A man is standing in the middle of a small arena. He tells us his incredible life-story. He is surrounded by musicians who underpin, colour and comment on his tragic narrative. Amongst them is a mysterious woman. Is she a guardian angel, his conscience, his supposedly lost daughter?
The soprano Claron McFadden (in alternation with Lore Binon) and actor Dirk Roofthooft are flanked by the BL!NDMAN saxophone quartet in this partly narrated, partly sung story that is musically inspired by the 15th-century Missa Gaudeamus by Josquin des Prez.
For this production, the artist Hans Op de Beeck and composer Eric Sleichim are collaborating for the first time.
The valley (an apocalypse) deals with the daily banality of violence and how grand cataclysmic events are played out on the most intimate and personal level.
Concept - Eric Sleichim and Hans Op de Beeck
Text, stage direction, set and costumes - Hans Op de Beeck
Composition and musical direction - Eric Sleichim
Vocals - Claron McFadden or Lore Binon
Actor - Dirk Roofthooft
BL!NDMAN [sax] - Koen Maes, Pieter Pellens, Piet Rebel, Raf Minten
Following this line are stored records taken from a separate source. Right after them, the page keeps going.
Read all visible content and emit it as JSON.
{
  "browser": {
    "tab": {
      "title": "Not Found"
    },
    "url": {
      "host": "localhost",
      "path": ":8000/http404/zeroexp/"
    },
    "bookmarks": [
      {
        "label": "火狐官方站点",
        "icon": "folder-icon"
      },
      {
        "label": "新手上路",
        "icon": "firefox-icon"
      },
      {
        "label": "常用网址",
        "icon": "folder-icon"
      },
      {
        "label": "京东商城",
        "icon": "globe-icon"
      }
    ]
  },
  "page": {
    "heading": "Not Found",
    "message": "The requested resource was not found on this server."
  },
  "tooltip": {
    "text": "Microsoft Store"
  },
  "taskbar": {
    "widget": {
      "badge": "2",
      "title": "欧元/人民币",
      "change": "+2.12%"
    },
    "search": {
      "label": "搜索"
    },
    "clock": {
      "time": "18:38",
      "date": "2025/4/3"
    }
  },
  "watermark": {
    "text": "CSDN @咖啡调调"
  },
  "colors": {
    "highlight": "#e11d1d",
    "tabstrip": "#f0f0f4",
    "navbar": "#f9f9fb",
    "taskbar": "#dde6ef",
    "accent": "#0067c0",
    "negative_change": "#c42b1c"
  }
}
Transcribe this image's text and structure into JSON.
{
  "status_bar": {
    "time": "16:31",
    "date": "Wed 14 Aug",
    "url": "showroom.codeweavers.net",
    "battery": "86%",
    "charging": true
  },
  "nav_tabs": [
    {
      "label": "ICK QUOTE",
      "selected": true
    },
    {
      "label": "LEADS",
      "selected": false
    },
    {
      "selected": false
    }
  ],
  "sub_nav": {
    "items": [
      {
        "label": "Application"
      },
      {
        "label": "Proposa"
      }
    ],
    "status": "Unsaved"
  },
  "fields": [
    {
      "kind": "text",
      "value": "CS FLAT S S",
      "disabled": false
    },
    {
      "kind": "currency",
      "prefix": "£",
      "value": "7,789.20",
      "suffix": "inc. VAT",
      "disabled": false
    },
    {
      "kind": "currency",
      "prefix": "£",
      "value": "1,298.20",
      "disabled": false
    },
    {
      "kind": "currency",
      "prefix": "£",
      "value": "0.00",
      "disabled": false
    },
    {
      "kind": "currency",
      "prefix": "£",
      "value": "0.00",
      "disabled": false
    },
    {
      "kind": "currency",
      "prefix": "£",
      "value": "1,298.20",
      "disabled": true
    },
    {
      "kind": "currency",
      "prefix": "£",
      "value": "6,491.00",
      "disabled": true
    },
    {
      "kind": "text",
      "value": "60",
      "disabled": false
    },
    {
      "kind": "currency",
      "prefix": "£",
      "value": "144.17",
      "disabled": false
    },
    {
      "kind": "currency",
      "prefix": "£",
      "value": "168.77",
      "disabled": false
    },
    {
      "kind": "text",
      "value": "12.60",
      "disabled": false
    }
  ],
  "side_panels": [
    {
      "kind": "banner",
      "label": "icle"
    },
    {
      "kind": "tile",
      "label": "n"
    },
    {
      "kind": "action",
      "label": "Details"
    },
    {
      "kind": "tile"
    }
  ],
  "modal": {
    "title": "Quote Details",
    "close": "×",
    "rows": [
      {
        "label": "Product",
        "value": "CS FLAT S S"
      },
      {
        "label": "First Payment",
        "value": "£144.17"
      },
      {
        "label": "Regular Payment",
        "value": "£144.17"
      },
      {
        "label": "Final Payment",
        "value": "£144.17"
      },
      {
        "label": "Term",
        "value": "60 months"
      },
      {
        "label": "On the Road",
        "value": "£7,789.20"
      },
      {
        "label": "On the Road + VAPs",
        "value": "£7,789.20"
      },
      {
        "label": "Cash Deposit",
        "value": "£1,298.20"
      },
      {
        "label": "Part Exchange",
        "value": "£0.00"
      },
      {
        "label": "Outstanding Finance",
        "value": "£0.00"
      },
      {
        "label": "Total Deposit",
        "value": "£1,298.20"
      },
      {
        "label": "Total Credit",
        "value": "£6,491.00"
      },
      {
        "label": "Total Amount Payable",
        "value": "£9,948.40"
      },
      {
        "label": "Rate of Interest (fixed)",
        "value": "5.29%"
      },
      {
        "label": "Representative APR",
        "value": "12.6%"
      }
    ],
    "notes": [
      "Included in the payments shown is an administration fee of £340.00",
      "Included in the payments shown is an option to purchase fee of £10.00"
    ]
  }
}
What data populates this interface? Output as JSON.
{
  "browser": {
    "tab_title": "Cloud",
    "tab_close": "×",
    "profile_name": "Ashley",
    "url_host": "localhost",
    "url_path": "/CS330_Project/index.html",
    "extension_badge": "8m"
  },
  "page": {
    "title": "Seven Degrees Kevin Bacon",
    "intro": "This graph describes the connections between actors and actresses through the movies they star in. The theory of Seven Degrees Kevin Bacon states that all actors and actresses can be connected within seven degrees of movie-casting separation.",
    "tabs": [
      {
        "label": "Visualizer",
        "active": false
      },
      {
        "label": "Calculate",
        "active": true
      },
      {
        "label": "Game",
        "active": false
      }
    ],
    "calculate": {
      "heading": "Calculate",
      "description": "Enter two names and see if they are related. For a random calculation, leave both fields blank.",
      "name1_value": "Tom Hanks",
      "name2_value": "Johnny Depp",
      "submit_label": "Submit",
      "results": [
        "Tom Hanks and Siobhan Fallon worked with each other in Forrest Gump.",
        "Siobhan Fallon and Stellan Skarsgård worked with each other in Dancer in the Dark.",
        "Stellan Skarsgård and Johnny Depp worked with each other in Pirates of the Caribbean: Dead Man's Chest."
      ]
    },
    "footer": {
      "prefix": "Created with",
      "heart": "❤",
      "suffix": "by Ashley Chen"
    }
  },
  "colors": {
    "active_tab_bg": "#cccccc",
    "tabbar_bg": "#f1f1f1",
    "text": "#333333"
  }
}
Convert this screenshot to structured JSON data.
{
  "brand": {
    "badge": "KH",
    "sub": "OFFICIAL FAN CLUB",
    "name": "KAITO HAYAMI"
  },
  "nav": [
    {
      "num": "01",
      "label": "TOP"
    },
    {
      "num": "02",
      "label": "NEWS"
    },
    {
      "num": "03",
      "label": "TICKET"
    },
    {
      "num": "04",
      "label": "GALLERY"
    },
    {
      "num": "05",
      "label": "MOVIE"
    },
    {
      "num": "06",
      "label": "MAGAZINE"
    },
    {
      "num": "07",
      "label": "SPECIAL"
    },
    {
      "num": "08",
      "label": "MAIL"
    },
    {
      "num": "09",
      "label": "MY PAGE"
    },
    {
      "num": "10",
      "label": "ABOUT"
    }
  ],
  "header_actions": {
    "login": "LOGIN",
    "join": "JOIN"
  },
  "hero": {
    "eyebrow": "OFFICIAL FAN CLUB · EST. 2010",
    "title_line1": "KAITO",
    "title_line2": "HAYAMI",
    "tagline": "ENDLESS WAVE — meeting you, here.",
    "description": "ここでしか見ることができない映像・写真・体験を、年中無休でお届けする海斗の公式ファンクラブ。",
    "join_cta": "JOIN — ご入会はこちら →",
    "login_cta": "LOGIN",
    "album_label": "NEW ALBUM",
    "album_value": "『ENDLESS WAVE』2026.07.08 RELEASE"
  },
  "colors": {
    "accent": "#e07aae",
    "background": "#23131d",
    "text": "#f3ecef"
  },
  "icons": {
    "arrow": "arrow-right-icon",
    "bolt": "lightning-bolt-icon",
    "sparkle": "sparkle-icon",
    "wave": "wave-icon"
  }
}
Op de Beeck describes the story of The valley (an apocalypse) as the account given by a man making a journey. He arrives in an almost deserted valley where a society is living through its last days and where Eros and Thanatos – love and death – go hand in hand.
Whereas in his earlier plays Op de Beeck’s language was quite concise, for The valley he opts for extensive descriptions and plenty of adjectives. The result of this stylistic choice is that it can be experienced as a landscape that passes in front of the leading character’s eyes with a mesmerising rhythm.
Although some unusual and sometimes even horrific events take place, the narrative remains recognisably familiar, larded with everyday actions and observations. Op de Beeck is interested in the daily banality in which love and violence can occur, without wishing to pass any judgement. This is above all a play about disengagement, about a man who experiences a difference between body and mind, between his emotions and his actions. The leading character is amazed that his body does things as if he himself were not involved. Very occasionally feeling and action do coincide, but they soon go their separate ways again.
Photos Copyright: Koen Broos